__AIM OF THE EXERCISE__. Filter the material below down to the lines with the word "specify" and give those lines.

══ GIVEN ENTRIES

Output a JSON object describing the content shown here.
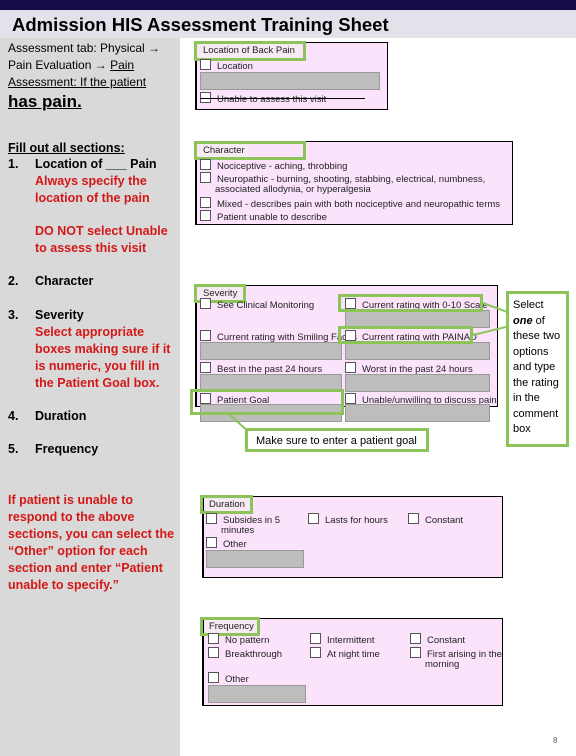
{
  "header": {
    "title": "Admission HIS Assessment Training Sheet"
  },
  "left": {
    "intro_line1": "Assessment tab: Physical →",
    "intro_line2a": "Pain Evaluation → ",
    "intro_line2b": "Pain",
    "intro_line3": "Assessment: If the patient",
    "intro_line4": "has pain.",
    "fill_heading": "Fill out all sections:",
    "steps": [
      {
        "num": "1.",
        "label": "Location of ___ Pain",
        "notes": [
          "Always specify the",
          "location of the pain",
          "",
          "DO NOT select Unable",
          "to assess this visit"
        ]
      },
      {
        "num": "2.",
        "label": "Character"
      },
      {
        "num": "3.",
        "label": "Severity",
        "notes": [
          "Select appropriate",
          "boxes making sure if it",
          "is numeric, you fill in",
          "the Patient Goal box."
        ]
      },
      {
        "num": "4.",
        "label": "Duration"
      },
      {
        "num": "5.",
        "label": "Frequency"
      }
    ],
    "unable_note": [
      "If patient is unable to",
      "respond to the above",
      "sections, you can select the",
      "“Other” option for each",
      "section and enter “Patient",
      "unable to specify.”"
    ]
  },
  "forms": {
    "location": {
      "title": "Location of  Back Pain",
      "options": [
        "Location",
        "Unable to assess this visit"
      ]
    },
    "character": {
      "title": "Character",
      "options": [
        "Nociceptive - aching, throbbing",
        "Neuropathic - burning, shooting, stabbing, electrical, numbness,",
        "associated allodynia, or hyperalgesia",
        "Mixed - describes pain with both nociceptive and neuropathic terms",
        "Patient unable to describe"
      ]
    },
    "severity": {
      "title": "Severity",
      "options": [
        "See Clinical Monitoring",
        "Current rating with 0-10 Scale",
        "Current rating with Smiling Faces",
        "Current rating with PAINAD",
        "Best in the past 24 hours",
        "Worst in the past 24 hours",
        "Patient Goal",
        "Unable/unwilling to discuss pain"
      ]
    },
    "duration": {
      "title": "Duration",
      "options": [
        "Subsides in 5",
        "minutes",
        "Lasts for hours",
        "Constant",
        "Other"
      ]
    },
    "frequency": {
      "title": "Frequency",
      "options": [
        "No pattern",
        "Intermittent",
        "Constant",
        "Breakthrough",
        "At night time",
        "First arising in the",
        "morning",
        "Other"
      ]
    }
  },
  "callouts": {
    "rating": [
      "Select",
      "one",
      " of",
      "these two",
      "options",
      "and type",
      "the rating",
      "in the",
      "comment",
      "box"
    ],
    "goal": "Make sure to enter a patient goal"
  },
  "page_number": "8",
  "colors": {
    "highlight": "#8dc45a",
    "note_red": "#d41717",
    "header_bar": "#140c48",
    "panel_bg": "#fbe3fb"
  }
}
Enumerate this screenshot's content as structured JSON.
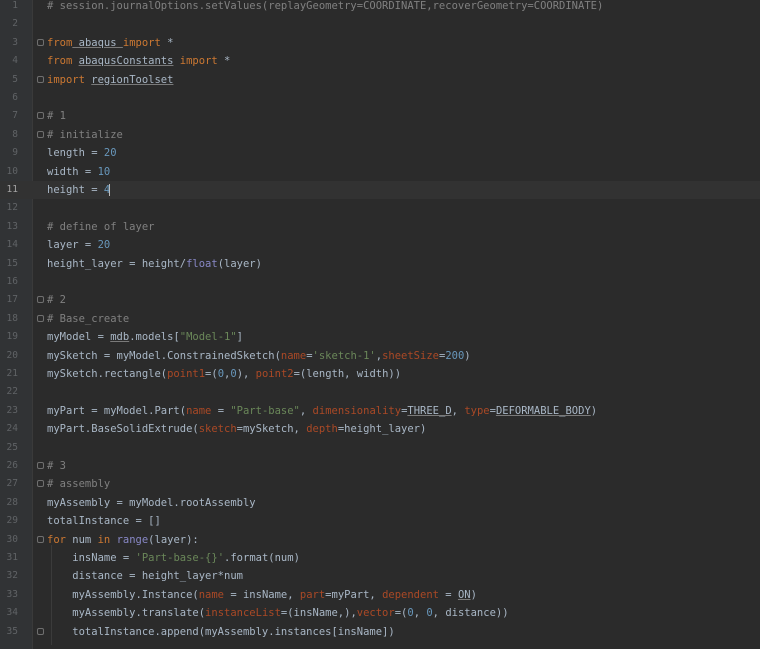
{
  "editor": {
    "current_line": 11,
    "lines": [
      {
        "n": "1",
        "fold": false,
        "tokens": [
          {
            "t": "# session.journalOptions.setValues(replayGeometry=COORDINATE,recoverGeometry=COORDINATE)",
            "c": "cm"
          }
        ]
      },
      {
        "n": "2",
        "fold": false,
        "tokens": []
      },
      {
        "n": "3",
        "fold": true,
        "tokens": [
          {
            "t": "from",
            "c": "kw"
          },
          {
            "t": " abaqus ",
            "c": "ul"
          },
          {
            "t": "import",
            "c": "kw"
          },
          {
            "t": " *"
          }
        ]
      },
      {
        "n": "4",
        "fold": false,
        "tokens": [
          {
            "t": "from",
            "c": "kw"
          },
          {
            "t": " "
          },
          {
            "t": "abaqusConstants",
            "c": "ul"
          },
          {
            "t": " "
          },
          {
            "t": "import",
            "c": "kw"
          },
          {
            "t": " *"
          }
        ]
      },
      {
        "n": "5",
        "fold": true,
        "tokens": [
          {
            "t": "import",
            "c": "kw"
          },
          {
            "t": " "
          },
          {
            "t": "regionToolset",
            "c": "ul"
          }
        ]
      },
      {
        "n": "6",
        "fold": false,
        "tokens": []
      },
      {
        "n": "7",
        "fold": true,
        "tokens": [
          {
            "t": "# 1",
            "c": "cm"
          }
        ]
      },
      {
        "n": "8",
        "fold": true,
        "tokens": [
          {
            "t": "# initialize",
            "c": "cm"
          }
        ]
      },
      {
        "n": "9",
        "fold": false,
        "tokens": [
          {
            "t": "length = "
          },
          {
            "t": "20",
            "c": "num"
          }
        ]
      },
      {
        "n": "10",
        "fold": false,
        "tokens": [
          {
            "t": "width = "
          },
          {
            "t": "10",
            "c": "num"
          }
        ]
      },
      {
        "n": "11",
        "fold": false,
        "tokens": [
          {
            "t": "height = "
          },
          {
            "t": "4",
            "c": "num"
          }
        ],
        "caret": true
      },
      {
        "n": "12",
        "fold": false,
        "tokens": []
      },
      {
        "n": "13",
        "fold": false,
        "tokens": [
          {
            "t": "# define of layer",
            "c": "cm"
          }
        ]
      },
      {
        "n": "14",
        "fold": false,
        "tokens": [
          {
            "t": "layer = "
          },
          {
            "t": "20",
            "c": "num"
          }
        ]
      },
      {
        "n": "15",
        "fold": false,
        "tokens": [
          {
            "t": "height_layer = height/"
          },
          {
            "t": "float",
            "c": "bi"
          },
          {
            "t": "(layer)"
          }
        ]
      },
      {
        "n": "16",
        "fold": false,
        "tokens": []
      },
      {
        "n": "17",
        "fold": true,
        "tokens": [
          {
            "t": "# 2",
            "c": "cm"
          }
        ]
      },
      {
        "n": "18",
        "fold": true,
        "tokens": [
          {
            "t": "# Base_create",
            "c": "cm"
          }
        ]
      },
      {
        "n": "19",
        "fold": false,
        "tokens": [
          {
            "t": "myModel = "
          },
          {
            "t": "mdb",
            "c": "ul"
          },
          {
            "t": ".models["
          },
          {
            "t": "\"Model-1\"",
            "c": "str"
          },
          {
            "t": "]"
          }
        ]
      },
      {
        "n": "20",
        "fold": false,
        "tokens": [
          {
            "t": "mySketch = myModel.ConstrainedSketch("
          },
          {
            "t": "name",
            "c": "kwarg"
          },
          {
            "t": "="
          },
          {
            "t": "'sketch-1'",
            "c": "str"
          },
          {
            "t": ","
          },
          {
            "t": "sheetSize",
            "c": "kwarg"
          },
          {
            "t": "="
          },
          {
            "t": "200",
            "c": "num"
          },
          {
            "t": ")"
          }
        ]
      },
      {
        "n": "21",
        "fold": false,
        "tokens": [
          {
            "t": "mySketch.rectangle("
          },
          {
            "t": "point1",
            "c": "kwarg"
          },
          {
            "t": "=("
          },
          {
            "t": "0",
            "c": "num"
          },
          {
            "t": ","
          },
          {
            "t": "0",
            "c": "num"
          },
          {
            "t": "), "
          },
          {
            "t": "point2",
            "c": "kwarg"
          },
          {
            "t": "=(length, width))"
          }
        ]
      },
      {
        "n": "22",
        "fold": false,
        "tokens": []
      },
      {
        "n": "23",
        "fold": false,
        "tokens": [
          {
            "t": "myPart = myModel.Part("
          },
          {
            "t": "name",
            "c": "kwarg"
          },
          {
            "t": " = "
          },
          {
            "t": "\"Part-base\"",
            "c": "str"
          },
          {
            "t": ", "
          },
          {
            "t": "dimensionality",
            "c": "kwarg"
          },
          {
            "t": "="
          },
          {
            "t": "THREE_D",
            "c": "ul"
          },
          {
            "t": ", "
          },
          {
            "t": "type",
            "c": "kwarg"
          },
          {
            "t": "="
          },
          {
            "t": "DEFORMABLE_BODY",
            "c": "ul"
          },
          {
            "t": ")"
          }
        ]
      },
      {
        "n": "24",
        "fold": false,
        "tokens": [
          {
            "t": "myPart.BaseSolidExtrude("
          },
          {
            "t": "sketch",
            "c": "kwarg"
          },
          {
            "t": "=mySketch, "
          },
          {
            "t": "depth",
            "c": "kwarg"
          },
          {
            "t": "=height_layer)"
          }
        ]
      },
      {
        "n": "25",
        "fold": false,
        "tokens": []
      },
      {
        "n": "26",
        "fold": true,
        "tokens": [
          {
            "t": "# 3",
            "c": "cm"
          }
        ]
      },
      {
        "n": "27",
        "fold": true,
        "tokens": [
          {
            "t": "# assembly",
            "c": "cm"
          }
        ]
      },
      {
        "n": "28",
        "fold": false,
        "tokens": [
          {
            "t": "myAssembly = myModel.rootAssembly"
          }
        ]
      },
      {
        "n": "29",
        "fold": false,
        "tokens": [
          {
            "t": "totalInstance = []"
          }
        ]
      },
      {
        "n": "30",
        "fold": true,
        "tokens": [
          {
            "t": "for",
            "c": "kw"
          },
          {
            "t": " num "
          },
          {
            "t": "in",
            "c": "kw"
          },
          {
            "t": " "
          },
          {
            "t": "range",
            "c": "bi"
          },
          {
            "t": "(layer):"
          }
        ]
      },
      {
        "n": "31",
        "fold": false,
        "tokens": [
          {
            "t": "    insName = "
          },
          {
            "t": "'Part-base-{}'",
            "c": "str"
          },
          {
            "t": ".format(num)"
          }
        ]
      },
      {
        "n": "32",
        "fold": false,
        "tokens": [
          {
            "t": "    distance = height_layer*num"
          }
        ]
      },
      {
        "n": "33",
        "fold": false,
        "tokens": [
          {
            "t": "    myAssembly.Instance("
          },
          {
            "t": "name",
            "c": "kwarg"
          },
          {
            "t": " = insName, "
          },
          {
            "t": "part",
            "c": "kwarg"
          },
          {
            "t": "=myPart, "
          },
          {
            "t": "dependent",
            "c": "kwarg"
          },
          {
            "t": " = "
          },
          {
            "t": "ON",
            "c": "ul"
          },
          {
            "t": ")"
          }
        ]
      },
      {
        "n": "34",
        "fold": false,
        "tokens": [
          {
            "t": "    myAssembly.translate("
          },
          {
            "t": "instanceList",
            "c": "kwarg"
          },
          {
            "t": "=(insName,),"
          },
          {
            "t": "vector",
            "c": "kwarg"
          },
          {
            "t": "=("
          },
          {
            "t": "0",
            "c": "num"
          },
          {
            "t": ", "
          },
          {
            "t": "0",
            "c": "num"
          },
          {
            "t": ", distance))"
          }
        ]
      },
      {
        "n": "35",
        "fold": true,
        "tokens": [
          {
            "t": "    totalInstance.append(myAssembly.instances[insName])"
          }
        ]
      }
    ]
  }
}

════

__RESULT__.
          "Always specify the",
      "unable to specify.”"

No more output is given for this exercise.